Not far from Ogaki is Takayama. It’s only a two hour train ride away, and that’s not even a shinkansen. It’s just a normal diesel train, with lots of stops to allow other trains to pass on the single track leading to and from the mountain city. The train tickets were kind of expensive, but once you arrive in Takayama it’s not difficult to make your own fun.
My affordable fun was hiking around the ruins of Takayama Castle. Apparently, it was destroyed by the Tokugawa Shogunate in the 1600s, which is a pity. Judging by the remaining footprint, it was a pretty large castle and must’ve been quite the sight to behold. These days, the only structure left is the foundation of one particular section of the castle at the top of the hill. So if you go to Takayama looking forward to Takayama Castle, prepare to be disappointed haha. The real joy of the hike is not the castle (which doesn’t exist anymore) but the forest that’s grown in its place. The canopy is thick and varied, with lots of singing birds and insects. The foliage is green and luscious, lending a greenish hue to everything that’s really magical. From the top of the hill, the forest is so thick that you can’t really get a good view of Takayama, but that’s okay for me, because I prefer a view of nature to a view of a city (pretty though Takayama is as a city).
Could I have accomplished this hiking somewhere much closer and cheaper? Yes, I could have. But would I have these memories otherwise? Nope!
Once I finished the free portion of my little adventure, I returned to the city, or rather the old town. The buildings are super old and traditional, and I just think they’re gorgeous. New architecture tends to be pretty bland: lots of squares and minimal decoration. Not so with those old buildings! This is a common phenomenon in America, too, and as a result “craftsman” houses with lots of detailed woodwork are highly prized and expensive. I feel the same way about old Japanese structures. They have lots of interesting angles and interesting beams and woodwork and rooftops. They’re really interesting to look at, and I had a great time wandering around the old town admiring these buildings. Finally, I caved to the call of consumerism and got a few trinkets and gifts to send to my family. The shops were pretty airy, with an open air feeling, and large doorways welcoming you inside. You can definitely tell this is a tourist town normally by the good inside the shops. Still, I’m happy with my little purchases, and I got out of there with under $100 spent on food and goods, which meant I was on budget.
Then I took the train back home and enjoyed the scenery en route. (It really is a gorgeous train ride.
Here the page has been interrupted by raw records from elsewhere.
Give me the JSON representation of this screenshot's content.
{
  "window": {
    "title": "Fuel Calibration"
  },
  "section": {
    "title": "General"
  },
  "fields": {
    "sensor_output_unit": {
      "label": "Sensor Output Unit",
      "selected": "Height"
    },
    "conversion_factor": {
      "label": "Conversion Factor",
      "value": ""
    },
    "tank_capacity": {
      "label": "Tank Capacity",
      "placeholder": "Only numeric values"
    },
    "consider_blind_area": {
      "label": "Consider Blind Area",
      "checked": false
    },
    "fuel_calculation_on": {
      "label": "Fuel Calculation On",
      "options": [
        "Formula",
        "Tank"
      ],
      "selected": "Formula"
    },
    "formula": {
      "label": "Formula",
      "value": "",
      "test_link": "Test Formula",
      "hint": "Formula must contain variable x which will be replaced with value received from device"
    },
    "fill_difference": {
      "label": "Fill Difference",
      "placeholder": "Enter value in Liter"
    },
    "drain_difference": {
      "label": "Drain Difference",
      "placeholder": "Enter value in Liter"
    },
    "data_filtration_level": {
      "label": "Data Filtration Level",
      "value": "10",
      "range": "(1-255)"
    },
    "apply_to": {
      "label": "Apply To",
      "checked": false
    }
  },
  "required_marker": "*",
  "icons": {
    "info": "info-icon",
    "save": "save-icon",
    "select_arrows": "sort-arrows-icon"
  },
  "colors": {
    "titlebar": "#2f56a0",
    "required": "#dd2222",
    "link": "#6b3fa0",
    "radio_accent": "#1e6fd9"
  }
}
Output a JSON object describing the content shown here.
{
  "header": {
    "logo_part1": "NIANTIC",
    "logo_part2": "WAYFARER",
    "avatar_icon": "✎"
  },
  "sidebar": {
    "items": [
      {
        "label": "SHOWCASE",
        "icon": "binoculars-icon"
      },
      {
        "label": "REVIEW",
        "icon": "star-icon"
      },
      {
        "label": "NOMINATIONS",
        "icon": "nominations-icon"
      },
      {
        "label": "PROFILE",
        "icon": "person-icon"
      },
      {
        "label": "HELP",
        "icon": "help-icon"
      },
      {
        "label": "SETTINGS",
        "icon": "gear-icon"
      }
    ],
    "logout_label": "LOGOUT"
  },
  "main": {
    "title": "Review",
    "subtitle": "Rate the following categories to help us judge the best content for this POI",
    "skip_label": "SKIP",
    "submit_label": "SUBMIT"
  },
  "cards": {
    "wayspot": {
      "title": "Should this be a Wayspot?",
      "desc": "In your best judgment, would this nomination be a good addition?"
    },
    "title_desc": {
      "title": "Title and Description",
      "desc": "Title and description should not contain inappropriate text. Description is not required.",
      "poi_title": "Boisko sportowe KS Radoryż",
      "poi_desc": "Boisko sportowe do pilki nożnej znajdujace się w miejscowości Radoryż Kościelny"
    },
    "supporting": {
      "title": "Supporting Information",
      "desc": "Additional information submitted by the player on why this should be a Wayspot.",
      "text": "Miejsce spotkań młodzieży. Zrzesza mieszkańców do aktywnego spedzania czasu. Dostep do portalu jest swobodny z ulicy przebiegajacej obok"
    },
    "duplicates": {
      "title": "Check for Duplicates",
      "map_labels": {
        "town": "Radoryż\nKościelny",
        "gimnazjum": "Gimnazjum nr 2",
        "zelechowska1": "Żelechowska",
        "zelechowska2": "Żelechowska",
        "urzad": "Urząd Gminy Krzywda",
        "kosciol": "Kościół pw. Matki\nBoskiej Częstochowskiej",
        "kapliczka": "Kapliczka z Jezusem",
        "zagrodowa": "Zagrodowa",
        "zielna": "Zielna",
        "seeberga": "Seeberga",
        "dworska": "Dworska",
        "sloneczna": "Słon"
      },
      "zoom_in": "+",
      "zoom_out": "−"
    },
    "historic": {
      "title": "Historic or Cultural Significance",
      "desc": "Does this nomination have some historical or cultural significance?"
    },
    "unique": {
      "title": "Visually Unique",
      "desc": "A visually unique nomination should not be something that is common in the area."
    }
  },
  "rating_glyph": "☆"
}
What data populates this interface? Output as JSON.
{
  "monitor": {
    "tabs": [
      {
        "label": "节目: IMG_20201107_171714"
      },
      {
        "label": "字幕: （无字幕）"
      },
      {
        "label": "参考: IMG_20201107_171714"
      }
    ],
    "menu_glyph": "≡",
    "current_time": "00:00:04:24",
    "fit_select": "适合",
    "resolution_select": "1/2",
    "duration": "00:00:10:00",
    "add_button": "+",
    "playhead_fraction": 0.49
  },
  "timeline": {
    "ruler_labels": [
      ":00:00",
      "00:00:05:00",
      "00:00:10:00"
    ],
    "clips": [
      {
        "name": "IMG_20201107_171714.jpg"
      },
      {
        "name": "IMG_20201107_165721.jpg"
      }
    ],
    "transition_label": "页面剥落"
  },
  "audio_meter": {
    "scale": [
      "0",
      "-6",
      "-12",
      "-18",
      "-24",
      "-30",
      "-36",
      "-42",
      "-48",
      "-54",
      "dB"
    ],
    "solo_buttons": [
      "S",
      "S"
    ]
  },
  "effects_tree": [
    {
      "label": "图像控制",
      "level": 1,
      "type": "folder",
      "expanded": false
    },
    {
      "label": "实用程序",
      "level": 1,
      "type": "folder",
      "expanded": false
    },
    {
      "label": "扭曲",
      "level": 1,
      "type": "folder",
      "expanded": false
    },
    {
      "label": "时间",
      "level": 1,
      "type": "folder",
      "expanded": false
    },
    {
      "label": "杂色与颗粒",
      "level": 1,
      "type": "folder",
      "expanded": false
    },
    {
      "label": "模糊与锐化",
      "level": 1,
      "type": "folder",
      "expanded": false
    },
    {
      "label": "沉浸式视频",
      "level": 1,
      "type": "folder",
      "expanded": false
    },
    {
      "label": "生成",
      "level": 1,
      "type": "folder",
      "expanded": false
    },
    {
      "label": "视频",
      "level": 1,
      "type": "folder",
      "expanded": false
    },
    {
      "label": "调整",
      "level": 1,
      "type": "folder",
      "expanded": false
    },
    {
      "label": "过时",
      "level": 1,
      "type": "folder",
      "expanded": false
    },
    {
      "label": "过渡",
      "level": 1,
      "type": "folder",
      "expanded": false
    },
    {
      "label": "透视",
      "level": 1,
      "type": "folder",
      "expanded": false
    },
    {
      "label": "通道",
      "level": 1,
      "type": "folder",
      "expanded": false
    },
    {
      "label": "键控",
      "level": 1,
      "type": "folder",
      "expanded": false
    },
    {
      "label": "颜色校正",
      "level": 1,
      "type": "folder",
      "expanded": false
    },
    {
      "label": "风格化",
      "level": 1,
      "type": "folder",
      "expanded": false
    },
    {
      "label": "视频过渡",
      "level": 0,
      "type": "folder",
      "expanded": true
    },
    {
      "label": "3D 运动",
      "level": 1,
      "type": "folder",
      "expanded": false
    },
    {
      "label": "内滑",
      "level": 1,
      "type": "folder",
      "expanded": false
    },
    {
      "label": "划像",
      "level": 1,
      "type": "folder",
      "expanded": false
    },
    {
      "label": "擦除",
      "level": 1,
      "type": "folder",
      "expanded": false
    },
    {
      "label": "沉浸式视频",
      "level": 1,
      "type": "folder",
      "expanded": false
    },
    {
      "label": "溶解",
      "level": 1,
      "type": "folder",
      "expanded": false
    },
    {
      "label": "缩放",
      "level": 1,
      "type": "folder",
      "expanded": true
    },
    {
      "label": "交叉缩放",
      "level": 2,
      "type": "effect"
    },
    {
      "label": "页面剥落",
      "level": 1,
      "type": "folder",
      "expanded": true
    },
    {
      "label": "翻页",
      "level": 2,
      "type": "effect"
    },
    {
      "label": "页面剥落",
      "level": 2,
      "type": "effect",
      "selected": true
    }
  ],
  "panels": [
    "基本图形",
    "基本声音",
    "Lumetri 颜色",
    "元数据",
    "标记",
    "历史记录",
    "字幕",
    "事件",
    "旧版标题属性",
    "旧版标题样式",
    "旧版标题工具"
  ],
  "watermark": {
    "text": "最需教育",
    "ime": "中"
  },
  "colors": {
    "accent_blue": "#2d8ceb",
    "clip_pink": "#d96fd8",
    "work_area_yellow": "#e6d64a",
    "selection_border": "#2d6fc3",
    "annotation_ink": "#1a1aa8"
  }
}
I’d intended to crochet during the train ride, but I ultimately got very little done because I was so busy ogling the mountains and the river gorge and the dams and the nature and everything. No regrets.)
So, yeah. Takayama was great. I highly recommend it.